It is clear from this brief foray into the JSRP’s rich studies that creating theories around the relationship between resource governance arrangements in conflict-affected places, populations and developmental outcomes (livelihoods, peace or security) is difficult. Indeed, their diversity necessarily complicates easy predications as to whether these dynamics will lead to peace and prosperity, or fragmentation and conflict. The same research also warns that we should be careful with building conflict mediating policies based on weak assumptions. Nonetheless, we can draw a few guiding principles for those investigating similar dynamics:
Firstly, these relationships need to be seen over significant periods of time. This is because their nature often changes as different groups bargain with one another and resource governance arrangements come to reflect the balance of power. Secondly, the contemporary legitimacy of such arrangements cannot be assumed without on the ground empirical information. Indeed, in some situations populations may view the innovative governance and public goods provision by non-state groups as a fair price for their extractive activities, whilst in others they may merely feel extorted. Lastly, the state’s ability to integrate resource extracting non-state groups will vary widely from context to context, and often be dependent on the groups’ links to other national and international actors. The challenge remains to build a significant body of case material to draw out trends across contexts.

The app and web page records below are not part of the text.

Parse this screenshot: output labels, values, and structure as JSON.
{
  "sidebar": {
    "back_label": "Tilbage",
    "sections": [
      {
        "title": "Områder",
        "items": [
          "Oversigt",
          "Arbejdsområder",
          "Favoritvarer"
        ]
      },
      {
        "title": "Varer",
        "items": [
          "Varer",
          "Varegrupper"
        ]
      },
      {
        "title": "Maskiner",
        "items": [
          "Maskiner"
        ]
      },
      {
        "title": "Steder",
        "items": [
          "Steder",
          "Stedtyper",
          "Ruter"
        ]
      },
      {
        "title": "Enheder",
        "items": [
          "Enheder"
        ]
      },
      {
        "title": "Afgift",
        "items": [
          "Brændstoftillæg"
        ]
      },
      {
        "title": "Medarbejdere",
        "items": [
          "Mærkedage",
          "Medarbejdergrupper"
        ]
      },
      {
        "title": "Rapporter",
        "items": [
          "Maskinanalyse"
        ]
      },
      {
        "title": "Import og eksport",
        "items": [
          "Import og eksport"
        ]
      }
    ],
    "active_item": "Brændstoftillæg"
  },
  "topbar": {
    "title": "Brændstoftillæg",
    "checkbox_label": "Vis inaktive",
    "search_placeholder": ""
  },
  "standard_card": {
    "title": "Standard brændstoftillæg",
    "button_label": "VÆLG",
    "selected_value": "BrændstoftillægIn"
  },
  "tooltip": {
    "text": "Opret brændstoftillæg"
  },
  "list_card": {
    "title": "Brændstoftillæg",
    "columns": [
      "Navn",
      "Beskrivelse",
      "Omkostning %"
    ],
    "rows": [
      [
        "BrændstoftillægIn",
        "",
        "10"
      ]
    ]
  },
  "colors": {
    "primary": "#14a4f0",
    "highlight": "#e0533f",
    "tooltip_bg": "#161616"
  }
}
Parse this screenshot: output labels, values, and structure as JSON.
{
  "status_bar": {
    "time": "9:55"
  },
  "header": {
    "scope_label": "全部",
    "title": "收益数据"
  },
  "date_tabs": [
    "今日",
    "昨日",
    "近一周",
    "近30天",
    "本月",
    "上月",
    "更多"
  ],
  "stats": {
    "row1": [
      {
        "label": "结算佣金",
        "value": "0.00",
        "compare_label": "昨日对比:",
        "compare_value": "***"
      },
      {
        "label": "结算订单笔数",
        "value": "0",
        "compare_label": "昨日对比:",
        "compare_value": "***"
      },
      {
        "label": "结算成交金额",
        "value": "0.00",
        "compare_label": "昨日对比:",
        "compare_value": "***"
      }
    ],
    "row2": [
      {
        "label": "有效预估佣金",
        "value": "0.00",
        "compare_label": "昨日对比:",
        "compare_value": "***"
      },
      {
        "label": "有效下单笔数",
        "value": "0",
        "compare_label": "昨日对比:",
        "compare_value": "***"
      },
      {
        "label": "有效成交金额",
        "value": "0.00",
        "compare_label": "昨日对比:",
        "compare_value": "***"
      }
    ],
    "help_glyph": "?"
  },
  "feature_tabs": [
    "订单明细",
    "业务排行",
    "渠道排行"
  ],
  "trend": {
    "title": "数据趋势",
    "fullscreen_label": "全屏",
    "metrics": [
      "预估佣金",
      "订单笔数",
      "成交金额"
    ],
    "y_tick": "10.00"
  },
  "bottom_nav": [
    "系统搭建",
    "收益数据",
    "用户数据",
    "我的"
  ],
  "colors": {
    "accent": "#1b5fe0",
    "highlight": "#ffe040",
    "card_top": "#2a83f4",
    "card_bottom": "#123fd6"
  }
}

Tom Kirk is the JSRP’s Online Editor and a PHD candidate at the London School of Economics and Political Science. Jeroen Cuvelier is a Visiting Lecturer at KU Leuven. Koen Vlassenroot is a Professor and the Director of the Conflict Research Group at Ghent University and a Research Director of the JSRP.
Note: This article gives the views of the author, and not the position of the Justice and Security Research Programme, nor of the London School of Economics.